The Strait of Gibraltar is a narrow waterway separating the Atlantic Ocean (bottom left) from the Mediterranean Sea (top right). This 13-kilometer-wide waterway also separates Europe and Africa, with Spain and Gibraltar on the left and Morocco on the right. Until the opening of the Suez Canal in 1869, the Strait of Gibraltar served as the only access point to the Mediterranean Sea. During World War II, naval traffic through this strait was monitored by both Allied and Axis navies, as it served as a crucial “chokepoint” for vessels traveling between the Atlantic and Mediterranean.
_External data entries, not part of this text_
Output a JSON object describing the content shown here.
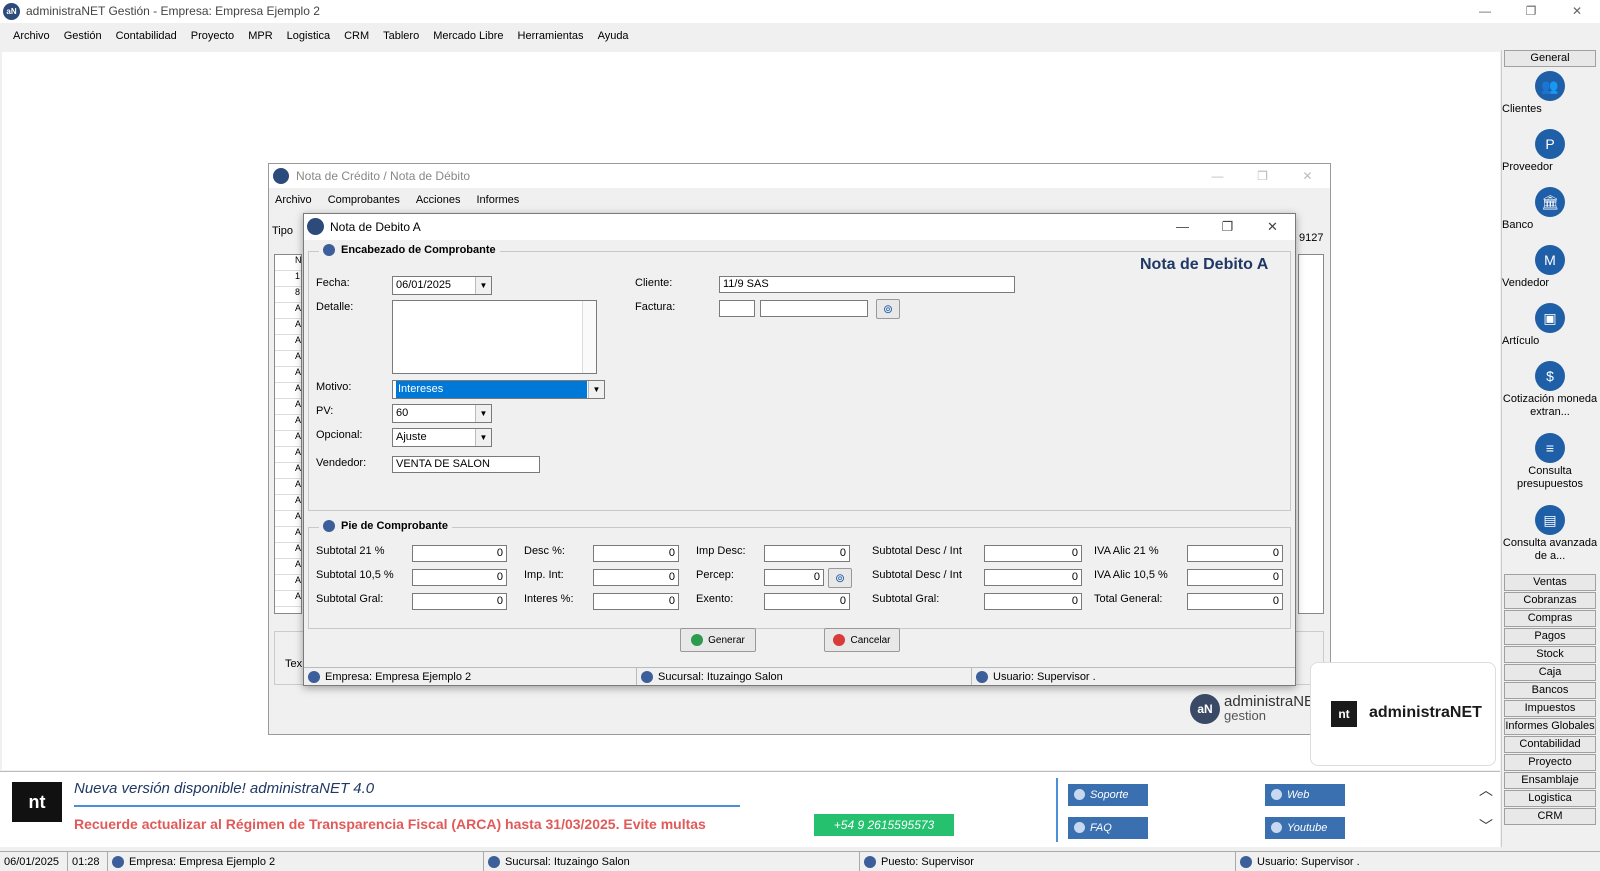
{
  "app": {
    "title": "administraNET Gestión - Empresa: Empresa Ejemplo 2",
    "icon": "app-logo-icon"
  },
  "window_controls": {
    "minimize": "—",
    "restore": "❐",
    "close": "✕"
  },
  "menu": [
    "Archivo",
    "Gestión",
    "Contabilidad",
    "Proyecto",
    "MPR",
    "Logistica",
    "CRM",
    "Tablero",
    "Mercado Libre",
    "Herramientas",
    "Ayuda"
  ],
  "sidebar": {
    "header": "General",
    "items": [
      {
        "label": "Clientes",
        "icon": "clients-icon"
      },
      {
        "label": "Proveedor",
        "icon": "provider-icon"
      },
      {
        "label": "Banco",
        "icon": "bank-icon"
      },
      {
        "label": "Vendedor",
        "icon": "seller-icon"
      },
      {
        "label": "Artículo",
        "icon": "box-icon"
      },
      {
        "label": "Cotización moneda extran...",
        "icon": "currency-icon"
      },
      {
        "label": "Consulta presupuestos",
        "icon": "document-icon"
      },
      {
        "label": "Consulta avanzada de a...",
        "icon": "advanced-search-icon"
      }
    ],
    "buttons": [
      "Ventas",
      "Cobranzas",
      "Compras",
      "Pagos",
      "Stock",
      "Caja",
      "Bancos",
      "Impuestos",
      "Informes Globales",
      "Contabilidad",
      "Proyecto",
      "Ensamblaje",
      "Logistica",
      "CRM"
    ]
  },
  "outer_dialog": {
    "title": "Nota de Crédito / Nota de Débito",
    "menu": [
      "Archivo",
      "Comprobantes",
      "Acciones",
      "Informes"
    ],
    "tipo_label": "Tipo",
    "right_text": "9127",
    "grid_rows": [
      "N",
      "1",
      "8",
      "A",
      "A",
      "A",
      "A",
      "A",
      "A",
      "A",
      "A",
      "A",
      "A",
      "A",
      "A",
      "A",
      "A",
      "A",
      "A",
      "A",
      "A",
      "A"
    ],
    "bottom_label": "Tex"
  },
  "inner_dialog": {
    "title": "Nota de Debito A",
    "heading": "Nota de Debito A",
    "header_group": "Encabezado de Comprobante",
    "fecha_label": "Fecha:",
    "fecha_value": "06/01/2025",
    "detalle_label": "Detalle:",
    "motivo_label": "Motivo:",
    "motivo_value": "Intereses",
    "pv_label": "PV:",
    "pv_value": "60",
    "opcional_label": "Opcional:",
    "opcional_value": "Ajuste",
    "vendedor_label": "Vendedor:",
    "vendedor_value": "VENTA DE SALON",
    "cliente_label": "Cliente:",
    "cliente_value": "11/9 SAS",
    "factura_label": "Factura:",
    "footer_group": "Pie de Comprobante",
    "footer": {
      "subtotal21_label": "Subtotal  21 %",
      "subtotal21": "0",
      "subtotal105_label": "Subtotal  10,5 %",
      "subtotal105": "0",
      "subtotalgral_label": "Subtotal Gral:",
      "subtotalgral": "0",
      "desc_label": "Desc %:",
      "desc": "0",
      "impint_label": "Imp. Int:",
      "impint": "0",
      "interes_label": "Interes %:",
      "interes": "0",
      "impdesc_label": "Imp Desc:",
      "impdesc": "0",
      "percep_label": "Percep:",
      "percep": "0",
      "exento_label": "Exento:",
      "exento": "0",
      "subdesc1_label": "Subtotal Desc / Int",
      "subdesc1": "0",
      "subdesc2_label": "Subtotal Desc / Int",
      "subdesc2": "0",
      "subgral2_label": "Subtotal Gral:",
      "subgral2": "0",
      "iva21_label": "IVA Alic   21 %",
      "iva21": "0",
      "iva105_label": "IVA Alic  10,5 %",
      "iva105": "0",
      "total_label": "Total General:",
      "total": "0"
    },
    "generar": "Generar",
    "cancelar": "Cancelar",
    "status": {
      "empresa": "Empresa: Empresa Ejemplo 2",
      "sucursal": "Sucursal: Ituzaingo Salon",
      "usuario": "Usuario: Supervisor ."
    }
  },
  "logos": {
    "gestion_top": "administraNET",
    "gestion_bottom": "gestion",
    "mark": "aN",
    "box_mark": "nt",
    "box_name": "administraNET"
  },
  "news": {
    "mark": "nt",
    "headline": "Nueva versión disponible! administraNET 4.0",
    "reminder": "Recuerde actualizar al Régimen de Transparencia Fiscal (ARCA) hasta 31/03/2025. Evite multas",
    "whatsapp": "+54 9 2615595573",
    "soporte": "Soporte",
    "web": "Web",
    "faq": "FAQ",
    "youtube": "Youtube",
    "up": "︿",
    "down": "﹀"
  },
  "bottom_status": {
    "date": "06/01/2025",
    "time": "01:28",
    "empresa": "Empresa: Empresa Ejemplo 2",
    "sucursal": "Sucursal: Ituzaingo Salon",
    "puesto": "Puesto: Supervisor",
    "usuario": "Usuario: Supervisor ."
  },
  "colors": {
    "accent": "#1f5fa8",
    "heading": "#1f3864",
    "reminder": "#e05a5a",
    "whatsapp": "#25c16f",
    "selection": "#0078d7"
  }
}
High rates of evaporation in the relatively shallow Mediterranean basin cause the water to become saltier, and thereby denser, than the relatively fresh Atlantic water. As Atlantic water is forced through the narrow strait it accelerates and interacts with Mediterranean water. Internal waves (particularly those formed at depths of 60–80 meters) develop where these two different water masses interact. Large, tidally induced pulses of Atlantic water entering the Mediterranean can be seen here as a series of crescents emanating from the strait. These crescents result from interactions of these different water masses at depth.
October 1984, mission STS-41G, image 17-34-81.